“Every stone, in my opinion, was not overturned,” McClain said. “These are not people that don’t want green space. These are not people who don’t want to enjoy the city of Lynn. ... What they’re saying is: they want to be able to live here too.”

An old sign along the Lynnway in Lynn, where Samuels & Associates this week won City Council approval for an 850-unit apartment complex.David L. Ryan/Globe Staff

It’s crucial to work with community and neighborhood groups to retain the city’s diversity, culture, and fabric, McClain said. “The residents are what make Lynn the amazing place that it is,” she said.

Still, there’s a ways to go before anything happens. Samuels will now pursue state environmental and waterfront permits, which can take upward of a year to secure. Not to mention the fact that building new housing in Eastern Massachusetts is extremely difficult to finance right now. But Joel Sklar, the firm’s president and principal, said he’s confident about getting construction started by 2025.

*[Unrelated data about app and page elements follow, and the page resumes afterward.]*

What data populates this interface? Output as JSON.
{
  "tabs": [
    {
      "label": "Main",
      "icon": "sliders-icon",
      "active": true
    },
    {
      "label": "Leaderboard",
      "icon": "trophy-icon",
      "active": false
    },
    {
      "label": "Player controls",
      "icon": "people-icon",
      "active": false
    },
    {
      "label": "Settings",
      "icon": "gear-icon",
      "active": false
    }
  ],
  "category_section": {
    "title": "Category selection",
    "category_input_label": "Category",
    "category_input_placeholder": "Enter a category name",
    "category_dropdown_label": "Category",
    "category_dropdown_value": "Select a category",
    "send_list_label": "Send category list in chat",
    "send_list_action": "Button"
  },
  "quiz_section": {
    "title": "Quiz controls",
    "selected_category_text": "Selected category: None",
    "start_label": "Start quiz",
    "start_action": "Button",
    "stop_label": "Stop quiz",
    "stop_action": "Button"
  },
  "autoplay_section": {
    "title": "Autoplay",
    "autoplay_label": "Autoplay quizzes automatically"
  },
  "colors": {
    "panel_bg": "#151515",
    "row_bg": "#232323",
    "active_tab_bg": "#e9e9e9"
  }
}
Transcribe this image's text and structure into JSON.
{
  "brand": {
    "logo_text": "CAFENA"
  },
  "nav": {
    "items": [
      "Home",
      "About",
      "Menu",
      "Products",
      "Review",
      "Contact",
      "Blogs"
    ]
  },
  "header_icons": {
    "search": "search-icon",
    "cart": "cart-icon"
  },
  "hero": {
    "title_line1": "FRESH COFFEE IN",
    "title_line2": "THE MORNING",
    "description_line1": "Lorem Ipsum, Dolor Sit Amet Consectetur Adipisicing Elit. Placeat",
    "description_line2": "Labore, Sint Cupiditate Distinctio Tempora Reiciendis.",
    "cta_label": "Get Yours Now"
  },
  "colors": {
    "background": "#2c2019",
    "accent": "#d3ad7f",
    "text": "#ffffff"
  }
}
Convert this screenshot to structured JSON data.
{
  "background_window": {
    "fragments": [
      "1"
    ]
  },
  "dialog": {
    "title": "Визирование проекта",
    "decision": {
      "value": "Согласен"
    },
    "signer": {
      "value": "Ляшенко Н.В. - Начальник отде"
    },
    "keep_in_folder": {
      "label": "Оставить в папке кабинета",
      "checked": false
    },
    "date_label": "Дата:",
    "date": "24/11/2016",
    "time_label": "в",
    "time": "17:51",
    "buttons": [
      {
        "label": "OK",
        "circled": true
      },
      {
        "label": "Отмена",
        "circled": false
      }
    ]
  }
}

“With this public-private partnership, with the TIF, and with the ability to phase this project in over time, we are very confident that we’ll be able to get this project off the ground in 2025,” Sklar said. “We are very confident in the long-term feasibility of development of this kind of project in Eastern Massachusetts.”

Boston-based developer Samuels & Associates has proposed a $450 million project on a long-vacant 17.5-acre stretch of waterfront property, just over the General Edwards Bridge from Revere.David L. Ryan/Globe Staff

Catherine Carlock can be reached at catherine.carlock@globe.com. Follow her @bycathcarlock.